TASK INSTRUCTIONS: Scan the entries line by line and return those with "thumb".

SUPPLIED MATERIAL:

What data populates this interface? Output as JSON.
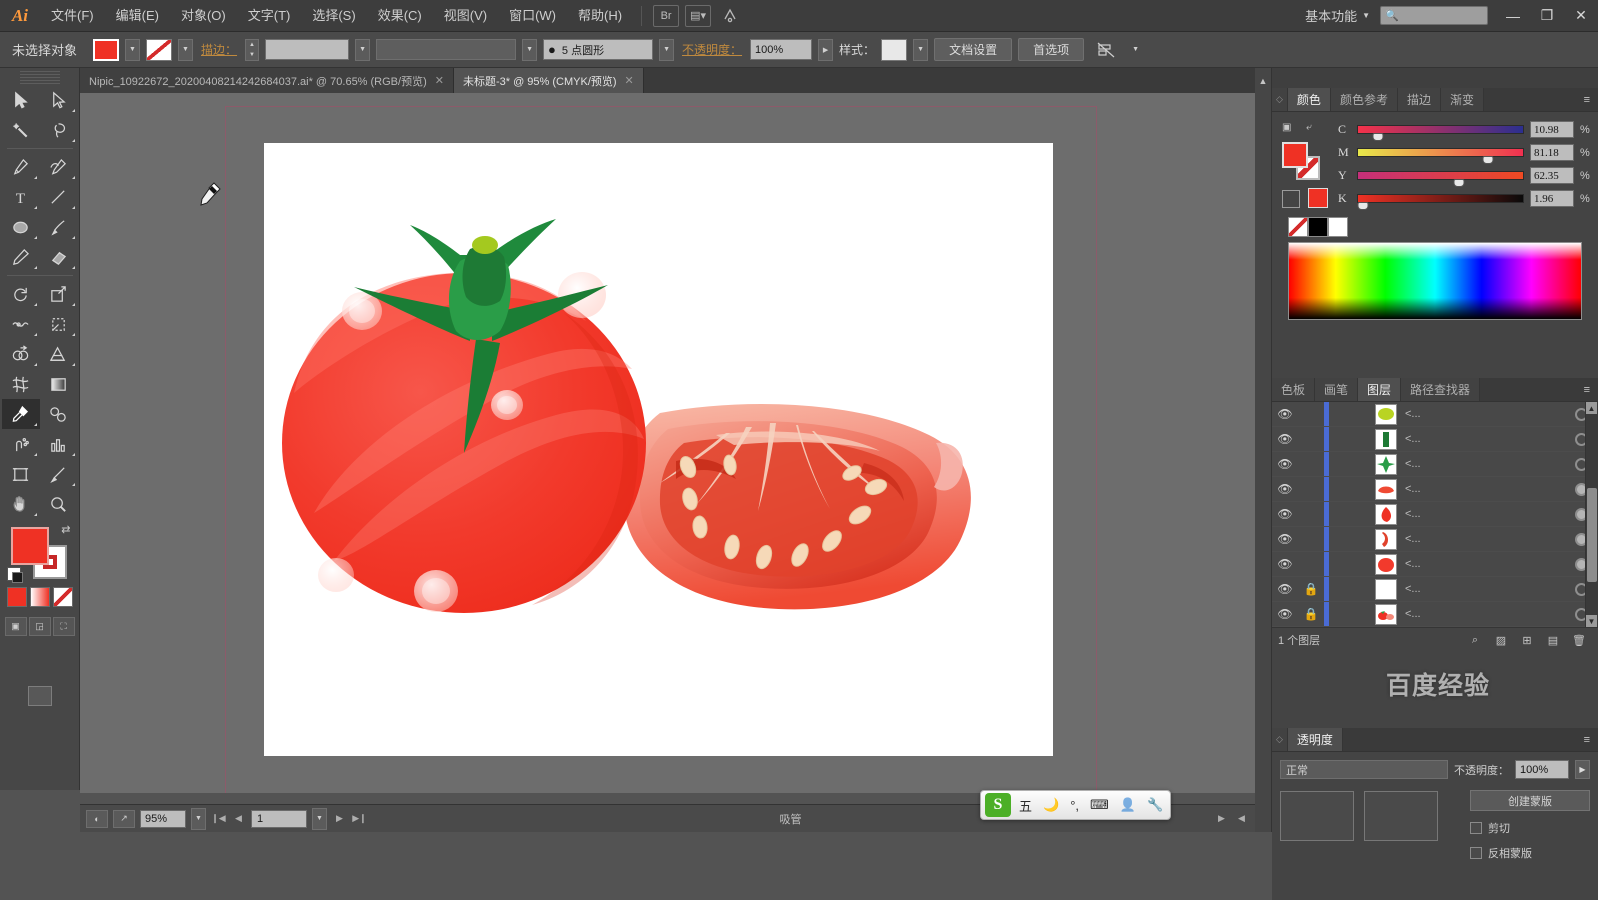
{
  "app": {
    "name": "Ai",
    "logo_color": "#ff9a3c"
  },
  "menubar": {
    "items": [
      {
        "label": "文件(F)",
        "name": "menu-file"
      },
      {
        "label": "编辑(E)",
        "name": "menu-edit"
      },
      {
        "label": "对象(O)",
        "name": "menu-object"
      },
      {
        "label": "文字(T)",
        "name": "menu-type"
      },
      {
        "label": "选择(S)",
        "name": "menu-select"
      },
      {
        "label": "效果(C)",
        "name": "menu-effect"
      },
      {
        "label": "视图(V)",
        "name": "menu-view"
      },
      {
        "label": "窗口(W)",
        "name": "menu-window"
      },
      {
        "label": "帮助(H)",
        "name": "menu-help"
      }
    ],
    "bridge_icon": "bridge-icon",
    "arrange_icon": "arrange-documents-icon",
    "stock_icon": "adobe-stock-icon",
    "workspace": "基本功能",
    "search_placeholder": "",
    "minimize": "—",
    "restore": "❐",
    "close": "✕"
  },
  "controlbar": {
    "selection_status": "未选择对象",
    "fill_color": "#ef3124",
    "stroke_label": "描边：",
    "stroke_weight": "",
    "stroke_profile": "",
    "brush_def": "5 点圆形",
    "opacity_label": "不透明度：",
    "opacity_value": "100%",
    "style_label": "样式：",
    "doc_setup": "文档设置",
    "preferences": "首选项",
    "align_icon": "align-icon"
  },
  "tabs": [
    {
      "title": "Nipic_10922672_20200408214242684037.ai* @ 70.65% (RGB/预览)",
      "active": false,
      "close": "✕"
    },
    {
      "title": "未标题-3* @ 95% (CMYK/预览)",
      "active": true,
      "close": "✕"
    }
  ],
  "toolbar": {
    "tools": [
      {
        "name": "selection-tool",
        "icon": "arrow-solid",
        "active": false
      },
      {
        "name": "direct-selection-tool",
        "icon": "arrow-outline",
        "active": false
      },
      {
        "name": "magic-wand-tool",
        "icon": "magic-wand",
        "active": false
      },
      {
        "name": "lasso-tool",
        "icon": "lasso",
        "active": false
      },
      {
        "name": "pen-tool",
        "icon": "pen",
        "active": false
      },
      {
        "name": "curvature-tool",
        "icon": "curvature",
        "active": false
      },
      {
        "name": "type-tool",
        "icon": "type-T",
        "active": false
      },
      {
        "name": "line-segment-tool",
        "icon": "line",
        "active": false
      },
      {
        "name": "ellipse-tool",
        "icon": "ellipse",
        "active": false
      },
      {
        "name": "paintbrush-tool",
        "icon": "paintbrush",
        "active": false
      },
      {
        "name": "pencil-tool",
        "icon": "pencil",
        "active": false
      },
      {
        "name": "eraser-tool",
        "icon": "eraser",
        "active": false
      },
      {
        "name": "rotate-tool",
        "icon": "rotate",
        "active": false
      },
      {
        "name": "scale-tool",
        "icon": "scale",
        "active": false
      },
      {
        "name": "width-tool",
        "icon": "width",
        "active": false
      },
      {
        "name": "free-transform-tool",
        "icon": "free-transform",
        "active": false
      },
      {
        "name": "shape-builder-tool",
        "icon": "shape-builder",
        "active": false
      },
      {
        "name": "perspective-grid-tool",
        "icon": "perspective-grid",
        "active": false
      },
      {
        "name": "mesh-tool",
        "icon": "mesh",
        "active": false
      },
      {
        "name": "gradient-tool",
        "icon": "gradient",
        "active": false
      },
      {
        "name": "eyedropper-tool",
        "icon": "eyedropper",
        "active": true
      },
      {
        "name": "blend-tool",
        "icon": "blend",
        "active": false
      },
      {
        "name": "symbol-sprayer-tool",
        "icon": "symbol-sprayer",
        "active": false
      },
      {
        "name": "column-graph-tool",
        "icon": "column-graph",
        "active": false
      },
      {
        "name": "artboard-tool",
        "icon": "artboard",
        "active": false
      },
      {
        "name": "slice-tool",
        "icon": "slice",
        "active": false
      },
      {
        "name": "hand-tool",
        "icon": "hand",
        "active": false
      },
      {
        "name": "zoom-tool",
        "icon": "magnifier",
        "active": false
      }
    ],
    "fill_color": "#ef3124",
    "stroke_color": "#ffffff",
    "swap_icon": "swap-fill-stroke-icon",
    "default_icon": "default-fill-stroke-icon",
    "color_modes": [
      "color-mode",
      "gradient-mode",
      "none-mode"
    ],
    "screen_modes": [
      "normal-screen-mode",
      "full-screen-menu-mode",
      "full-screen-mode"
    ]
  },
  "canvas": {
    "artwork_title": "番茄插画",
    "cursor": "eyedropper-cursor",
    "background": "#6d6d6d",
    "artboard_bg": "#ffffff"
  },
  "color_panel": {
    "tabs": [
      {
        "label": "颜色",
        "active": true
      },
      {
        "label": "颜色参考",
        "active": false
      },
      {
        "label": "描边",
        "active": false
      },
      {
        "label": "渐变",
        "active": false
      }
    ],
    "menu_icon": "panel-menu-icon",
    "mode": "CMYK",
    "channels": [
      {
        "label": "C",
        "value": "10.98",
        "pos": 12
      },
      {
        "label": "M",
        "value": "81.18",
        "pos": 79
      },
      {
        "label": "Y",
        "value": "62.35",
        "pos": 61
      },
      {
        "label": "K",
        "value": "1.96",
        "pos": 3
      }
    ],
    "percent_sign": "%",
    "fill_swatch": "#ef3124",
    "quick_swatches": [
      "none",
      "#000000",
      "#ffffff"
    ]
  },
  "layers_panel": {
    "tabs": [
      {
        "label": "色板",
        "active": false
      },
      {
        "label": "画笔",
        "active": false
      },
      {
        "label": "图层",
        "active": true
      },
      {
        "label": "路径查找器",
        "active": false
      }
    ],
    "menu_icon": "panel-menu-icon",
    "rows": [
      {
        "name": "<...",
        "visible": true,
        "locked": false,
        "thumb": "ellipse-green",
        "target_filled": false
      },
      {
        "name": "<...",
        "visible": true,
        "locked": false,
        "thumb": "stem-green",
        "target_filled": false
      },
      {
        "name": "<...",
        "visible": true,
        "locked": false,
        "thumb": "calyx-green",
        "target_filled": false
      },
      {
        "name": "<...",
        "visible": true,
        "locked": false,
        "thumb": "slice-red",
        "target_filled": true
      },
      {
        "name": "<...",
        "visible": true,
        "locked": false,
        "thumb": "wedge-red",
        "target_filled": true
      },
      {
        "name": "<...",
        "visible": true,
        "locked": false,
        "thumb": "half-red",
        "target_filled": true
      },
      {
        "name": "<...",
        "visible": true,
        "locked": false,
        "thumb": "circle-red",
        "target_filled": true
      },
      {
        "name": "<...",
        "visible": true,
        "locked": true,
        "thumb": "blank-white",
        "target_filled": false
      },
      {
        "name": "<...",
        "visible": true,
        "locked": true,
        "thumb": "tomatoes-full",
        "target_filled": false
      }
    ],
    "footer_count": "1 个图层",
    "footer_icons": [
      "locate-object-icon",
      "make-clipping-mask-icon",
      "create-sublayer-icon",
      "create-layer-icon",
      "delete-layer-icon"
    ],
    "eye_icon": "eye-icon",
    "lock_icon": "lock-icon"
  },
  "transparency_panel": {
    "tabs": [
      {
        "label": "透明度",
        "active": true
      }
    ],
    "menu_icon": "panel-menu-icon",
    "blend_mode": "正常",
    "opacity_label": "不透明度：",
    "opacity_value": "100%",
    "make_mask": "创建蒙版",
    "clip_label": "剪切",
    "invert_label": "反相蒙版"
  },
  "statusbar": {
    "zoom": "95%",
    "page": "1",
    "tool_status": "吸管",
    "first_icon": "preview-icon",
    "export_icon": "export-icon",
    "nav_first": "❙◀",
    "nav_prev": "◀",
    "nav_next": "▶",
    "nav_last": "▶❙"
  },
  "ime": {
    "logo": "S",
    "mode": "五",
    "moon_icon": "moon-icon",
    "punct_icon": "punctuation-icon",
    "keyboard_icon": "soft-keyboard-icon",
    "user_icon": "user-icon",
    "tools_icon": "wrench-icon"
  },
  "watermark": {
    "text": "百度经验"
  }
}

ANSWER:
        "thumb": "ellipse-green",
        "thumb": "stem-green",
        "thumb": "calyx-green",
        "thumb": "slice-red",
        "thumb": "wedge-red",
        "thumb": "half-red",
        "thumb": "circle-red",
        "thumb": "blank-white",
        "thumb": "tomatoes-full",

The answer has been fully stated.